The decision of whether or not to change a perfume seasonally is probably not a problem for many individuals. In fact, it’s almost certainly not a problem, since most people wouldn’t think twice about this, but I being the Anglo/Scottish hybrid that I am, and a perfume lover, also love a seasonal perfume. We have such emphatic seasons here you see, and it is fun to pair the perfume with the weather. That isn’t the case in many other parts of the world where the temperatures are relatively stable, and it’s the humidity levels that fluctuate, but in North America we don’t always appreciate this reality unless we live in Savannah. If you do live in such a place, should you adopt a season-less signature scent? Should you in fact, find the year round floral?
To my mind the year round floral is the floral dominated perfume that doesn’t shut down operations when she meets meteorological adversity. The operative word here is adversity. You need a floral that has more than one string to her bow. The most popular of these season-less florals has been the aldehydic floral, you know, No. 5. But I will not mention No. 5 because I think there are other ones now.
In this connection I will mention Puredistance Antonia which I became acquainted with post Christmas. It is most unfortunately an expensive option. It’s too bad that this perfume should cost 198.00 $US for 17.5 mls., but there it is, and there’s not much getting around the price. However, unlike a number of other alternatives available today, the Puredistance comes in extract, and that means that it is rounded and full in all its tonalities and lasts, and lasts. Having put Antonia on only to discover the perfume still hovering on my wrist twelve hours , one shower, and a bath later, you’ll agree that this one does not desert you mid morning. And then there’s the matter of the smell.

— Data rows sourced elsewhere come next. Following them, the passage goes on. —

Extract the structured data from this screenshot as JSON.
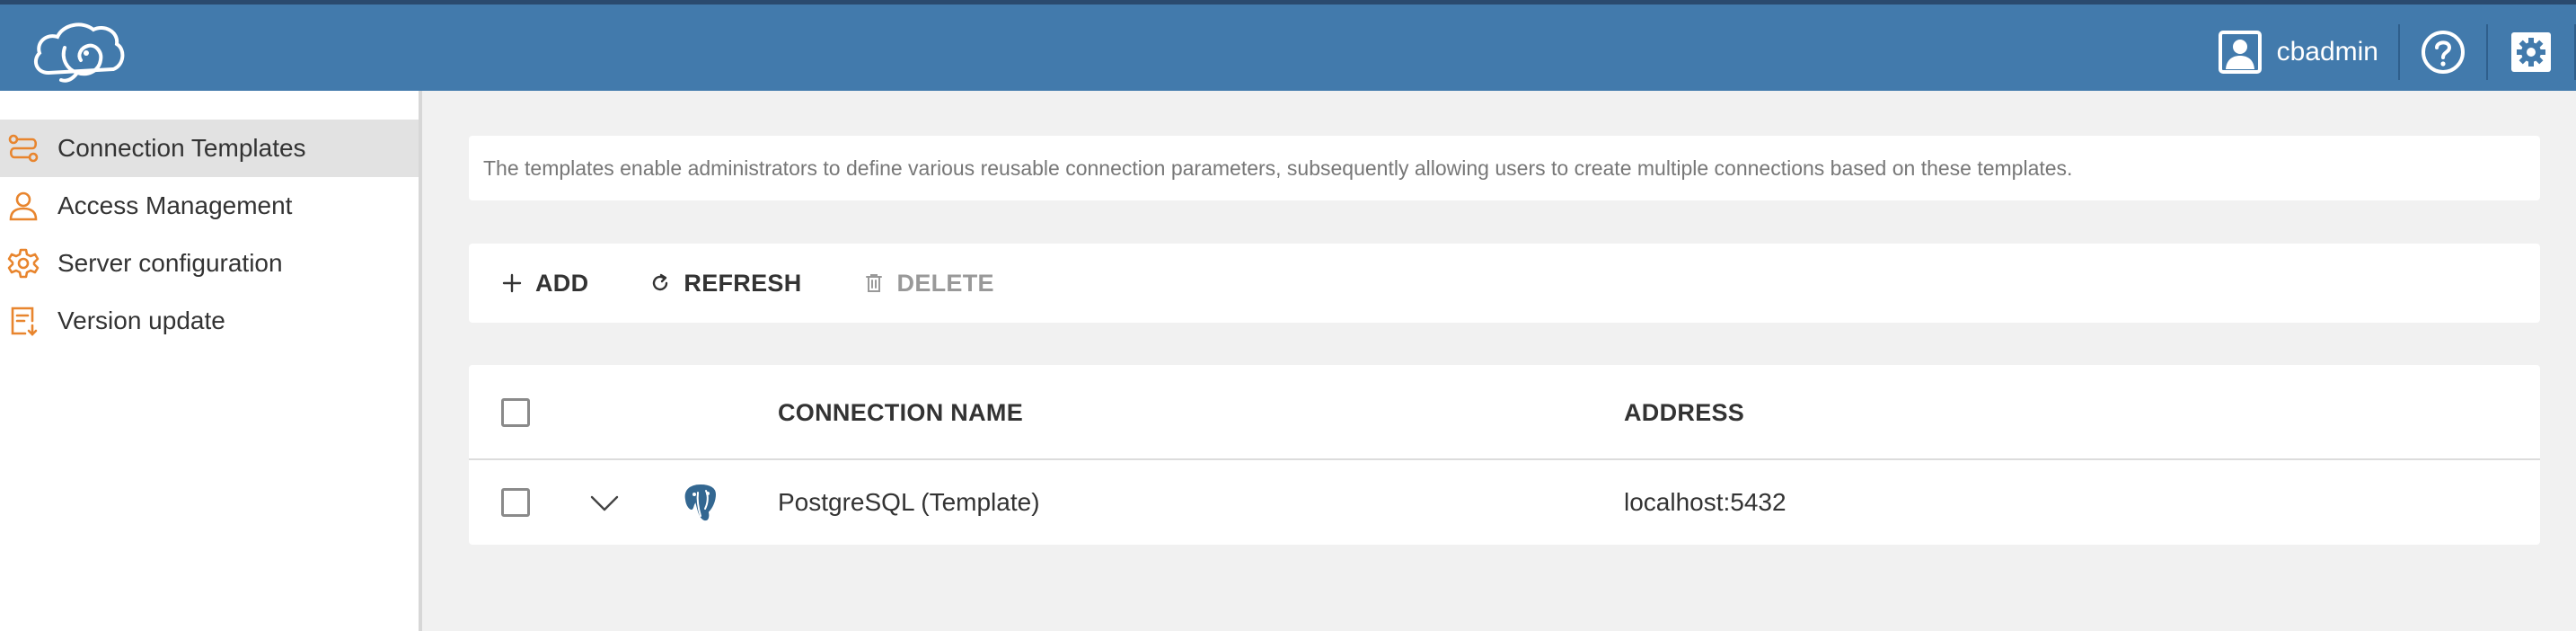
{
  "header": {
    "logo_icon": "cloudbeaver-logo-icon",
    "user": {
      "icon": "user-icon",
      "name": "cbadmin"
    },
    "help_icon": "help-icon",
    "settings_icon": "settings-icon",
    "background": "#427aac"
  },
  "sidebar": {
    "items": [
      {
        "label": "Connection Templates",
        "icon": "connection-templates-icon",
        "active": true
      },
      {
        "label": "Access Management",
        "icon": "user-icon",
        "active": false
      },
      {
        "label": "Server configuration",
        "icon": "gear-icon",
        "active": false
      },
      {
        "label": "Version update",
        "icon": "version-update-icon",
        "active": false
      }
    ],
    "icon_color": "#e8852e"
  },
  "main": {
    "description": "The templates enable administrators to define various reusable connection parameters, subsequently allowing users to create multiple connections based on these templates.",
    "toolbar": {
      "add_label": "ADD",
      "refresh_label": "REFRESH",
      "delete_label": "DELETE"
    },
    "table": {
      "columns": [
        "CONNECTION NAME",
        "ADDRESS"
      ],
      "rows": [
        {
          "name": "PostgreSQL (Template)",
          "address": "localhost:5432",
          "icon": "postgresql-icon"
        }
      ]
    }
  }
}
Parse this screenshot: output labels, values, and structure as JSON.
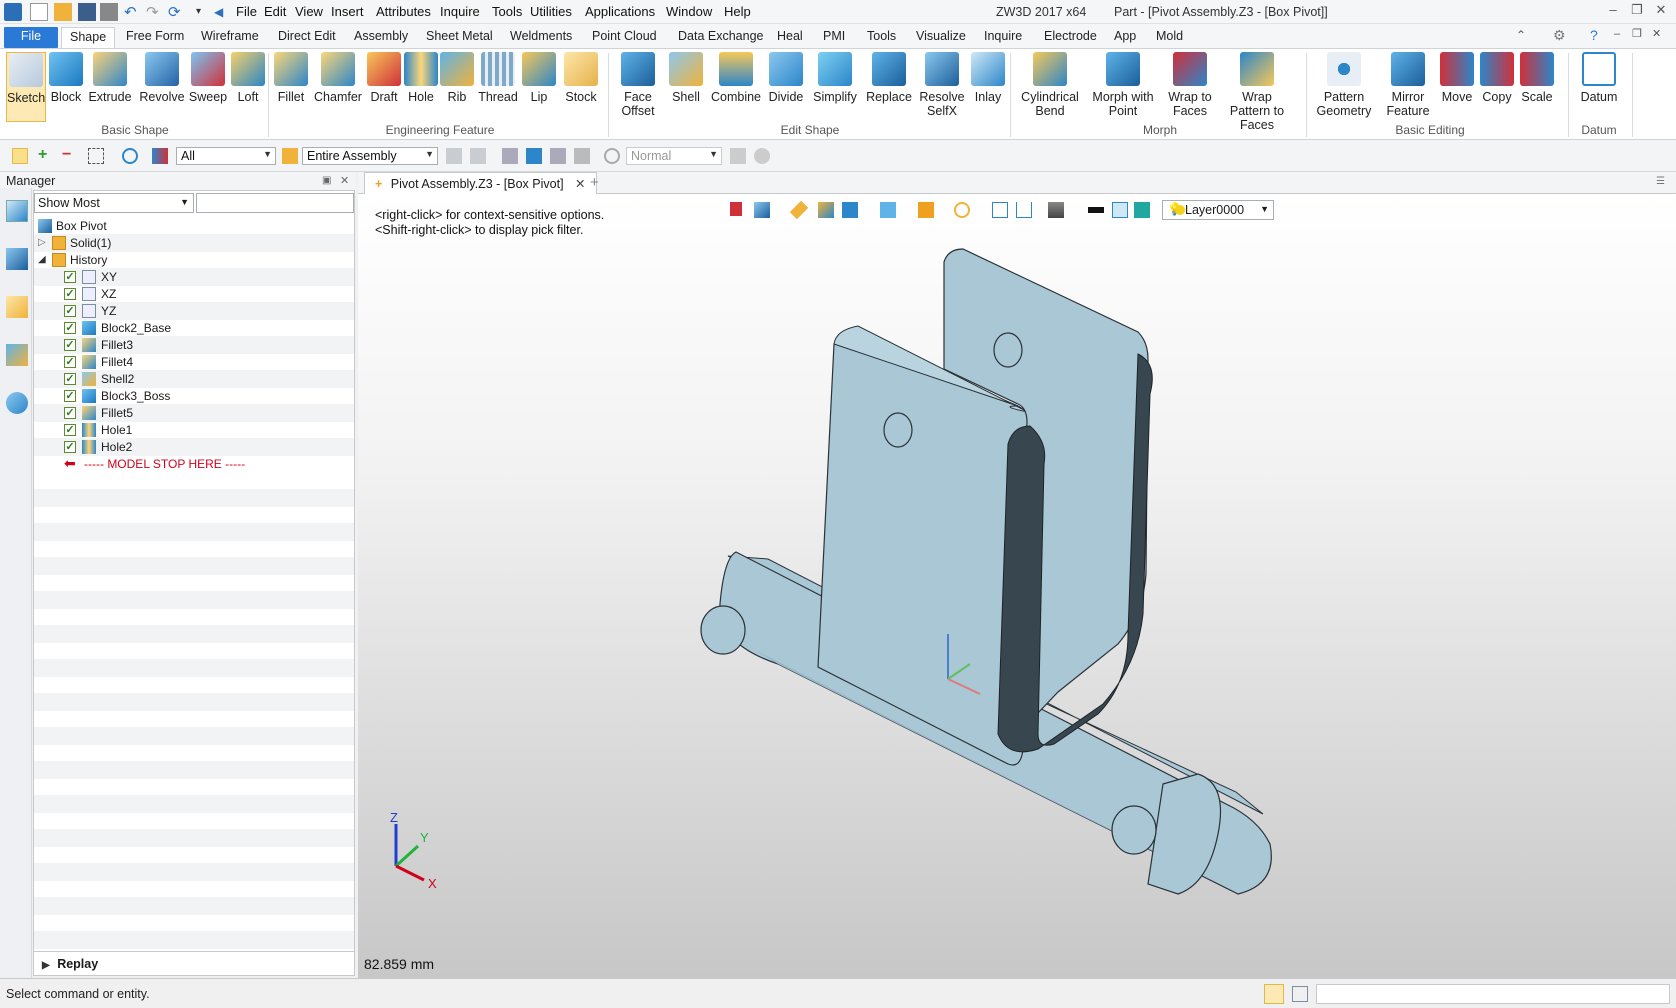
{
  "title_bar": {
    "menus": [
      "File",
      "Edit",
      "View",
      "Insert",
      "Attributes",
      "Inquire",
      "Tools",
      "Utilities",
      "Applications",
      "Window",
      "Help"
    ],
    "app_name": "ZW3D 2017  x64",
    "document_title": "Part - [Pivot Assembly.Z3 - [Box Pivot]]"
  },
  "ribbon_tabs": [
    "File",
    "Shape",
    "Free Form",
    "Wireframe",
    "Direct Edit",
    "Assembly",
    "Sheet Metal",
    "Weldments",
    "Point Cloud",
    "Data Exchange",
    "Heal",
    "PMI",
    "Tools",
    "Visualize",
    "Inquire",
    "Electrode",
    "App",
    "Mold"
  ],
  "ribbon_groups": {
    "basic_shape": {
      "label": "Basic Shape",
      "buttons": [
        "Sketch",
        "Block",
        "Extrude",
        "Revolve",
        "Sweep",
        "Loft"
      ]
    },
    "engineering_feature": {
      "label": "Engineering Feature",
      "buttons": [
        "Fillet",
        "Chamfer",
        "Draft",
        "Hole",
        "Rib",
        "Thread",
        "Lip",
        "Stock"
      ]
    },
    "edit_shape": {
      "label": "Edit Shape",
      "buttons": [
        "Face Offset",
        "Shell",
        "Combine",
        "Divide",
        "Simplify",
        "Replace",
        "Resolve SelfX",
        "Inlay"
      ]
    },
    "morph": {
      "label": "Morph",
      "buttons": [
        "Cylindrical Bend",
        "Morph with Point",
        "Wrap to Faces",
        "Wrap Pattern to Faces"
      ]
    },
    "basic_editing": {
      "label": "Basic Editing",
      "buttons": [
        "Pattern Geometry",
        "Mirror Feature",
        "Move",
        "Copy",
        "Scale"
      ]
    },
    "datum": {
      "label": "Datum",
      "buttons": [
        "Datum"
      ]
    }
  },
  "toolbar": {
    "filter_value": "All",
    "scope_value": "Entire Assembly",
    "mode_value": "Normal"
  },
  "manager": {
    "title": "Manager",
    "show_value": "Show Most",
    "tree": {
      "root": "Box Pivot",
      "solid": "Solid(1)",
      "history": "History",
      "items": [
        "XY",
        "XZ",
        "YZ",
        "Block2_Base",
        "Fillet3",
        "Fillet4",
        "Shell2",
        "Block3_Boss",
        "Fillet5",
        "Hole1",
        "Hole2"
      ],
      "stop_marker": "----- MODEL STOP HERE -----"
    },
    "replay": "Replay"
  },
  "document_tab": "Pivot Assembly.Z3 - [Box Pivot]",
  "viewport": {
    "hint1": "<right-click> for context-sensitive options.",
    "hint2": "<Shift-right-click> to display pick filter.",
    "layer": "Layer0000",
    "measure": "82.859 mm",
    "axis_x": "X",
    "axis_y": "Y",
    "axis_z": "Z"
  },
  "status": "Select command or entity.",
  "colors": {
    "accent": "#2b79d7",
    "part_fill": "#a9c7d4",
    "part_dark": "#3a4a53",
    "stop_marker": "#d0021b"
  }
}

Antonia is called a green floral, but this is only partly true. The top of the fragrance is green but of a very softly engineered sort. It reminds me of the smell of tulips and the pollen that you always smell in them. The bee-pleasing smell of pollen-y tulips then, is the prologue of Antonia and it persists for hours. It is also slightly reminiscent of Chamade, come to think of it, but this scent is much more blended than Chamade and all its notes are sublimated to the whole. If you want a reference, the style is Chanelic and not Guerlainesque. There are no baroque curlicues to this perfume.
Its second stage achieved as I’ve said, hours after the first, is heralded by a mandarin note and then becomes slightly vanillic and wooded and has a touch of ivy in it. Once again the effect is very rounded, no note protrudes to poke you in the nose. The whole is so integrated and so smooth that it rolls around on your skin for hours and hours and is always interesting while doing so. If I have a complaint, and it’s very small, I’d point out that it is built on a high end synthetic that I have smelled a number of times before and never found particularly compelling, but by the time you reach this farthest of dry downs, the perfume is very faint and the note is by no means unpleasant. I just wish they’d gone with a natural instead, sandalwood say.
This is an unusual kind of perfume for a modern house to release because it is a personal scent. The whole orchestration of Antonia is so complete, and so careful, that you become aware some time into it, that you are really meant to wear this one, as a year round, habitual, signature scent. This is swimming upstream from the current advice to build a scent wardrobe. I like the idea myself very much, and you could start here, but unless money is no object, I don’t recommend it. Antonia is too expensive for everyday use for most of us. Explore a few other possibilities. An alternative, is to try old formula Madame Rochas, which faintly resembles Antonia, though it is not green. Indeed any of the aldehydic florals of years past might do. Even paying vintage prices, I suspect you’d spend less money, and you might find a similar suitability to all occasions with those – or you could choose a wardrobe of aldehydic florals. There’s nothing wrong with a wardrobe of similar scents, some people own thirty seven pairs of jeans, and it does have the advantage of stylistic cohesion together with a muted sort of variety. And isn’t it a woman’s prerogative to change her perfume as often as she changes her mind, even if the weather is monotonous?